Lorenzo, with freacoea by Ferma Stella of Caravaggio (1528). Teglio gives
its ñame to the valley (Val Teglino). At (36 M.) Tresenda (1236 ft. ; Alb.
Ambrosini, modérate) the road over the Passo d'Aprica diverges to the
right (p. 227; from Tresenda to the Val Seriana, see pp. 216, 215).
411/2 M. Tirano (1410 ft.; "Hót. Tirano, at the station, with steam-heat¬
ing and garden, R. from 21/2, B. 174, pens. from 9, omn. 1/2 fr.; Albergo
della Posta; Alb. Primavera, R. 1 fr., unpretending, etc.), a small town of
3i00 inhab., exposed to damage from tbe floods of the Adda. It contains
oíd m;-.nsions of the Visconti, Pallavicini. and Salís famiiies. — About
1 M. to the N.W. of Tirano is Madonna di Tirano (^Albergo San Michele,
R. 3, B. 1 fr.), a small village with a large and handsome pilgrimage-church,
built about 1505 by Tomm. Rodari and others. The elaborately carved
aereen dates from the 18th century. — Henee to Poschiavo, and over the
Berninu Pass to Pontresina and Samaden, in the Upper Engadine, see Baedeker's
Switzerland. The Swiss frontier lies only about 3/4 M. to the N.W. of
Madonna di Tirano.
The High Road to Bormio ascends along the vine-clad slopes to Sernio
(2083 ft.). To the N. rises the precipitous Monte Masuccio (9240 ft.), a land-
slip from which in 1807 blocked up the narrow channel of the Adda, and
converted the valley as far as Tovo into a vast lake. At (6 M.) Muzzo the
road crosses to the right bank of the Adda, and beyond Grosolto (1970 ft.;
Alb. Pini) it crosses the Rousco, which here iasues from the Vul Grosina
(see Baedeker's Eastern Alps). To the left, at the mouth of the latter, is
the imposing ruined castle of Venosta. Beyond Grosio the road recrosses
to the left bank. — 6 M. —
12 M. Bolladore (2790 ft.; Posta or Angelo, R. ll/t-2y2 fr., very fair; Hotel
des Alpes, well spoken of). On the mountain-slope to the N. rises the church
of Sóndalo. The valley contracta; the southern vegetation disappears;
far below rushes the grey glacier-water of the Adda. 13'/2 M. Mondadizza,
with a curious oíd church. At (15 M.) Le Prese (3115 ft ; inn) we again croSs
the Adda. We then enter the defile of Serra di Morignone, about 372 M.

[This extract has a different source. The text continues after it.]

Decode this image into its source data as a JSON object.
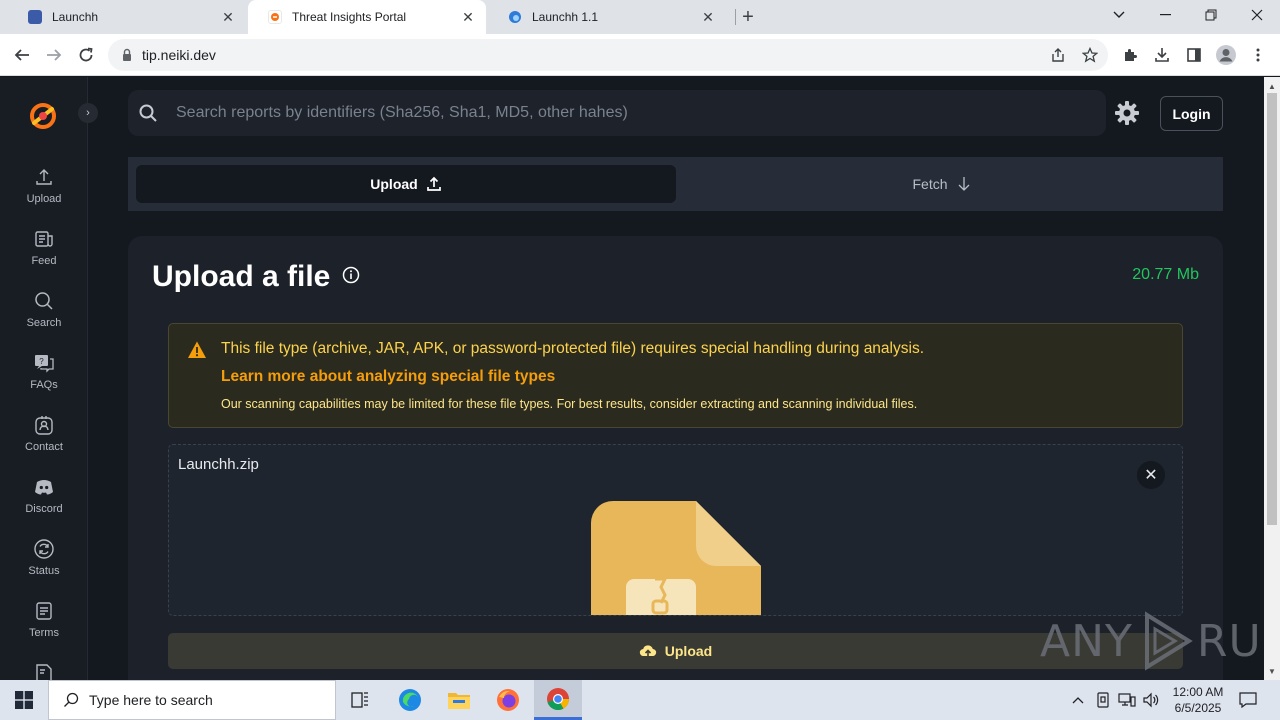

in length, which separates the Val Tellina from the región of Bormio.
In 1859 the Ponte del Diavolo was the scene of an engagement between
Austrians and Garibaldians. At the end of the pass, in the green Valle
di Sotlo, lie the hamlets of Morignone and (farther on) Sant' Antonio.
Beyond (18'/2 M.) Ceppina we reach the level green valley (Piano) of
Bormio, enclosed by lofty mountains, the lower slopes of which are clothed
with pinea, and the upper in part with snow. At Santa Lucia (3840 ft.) we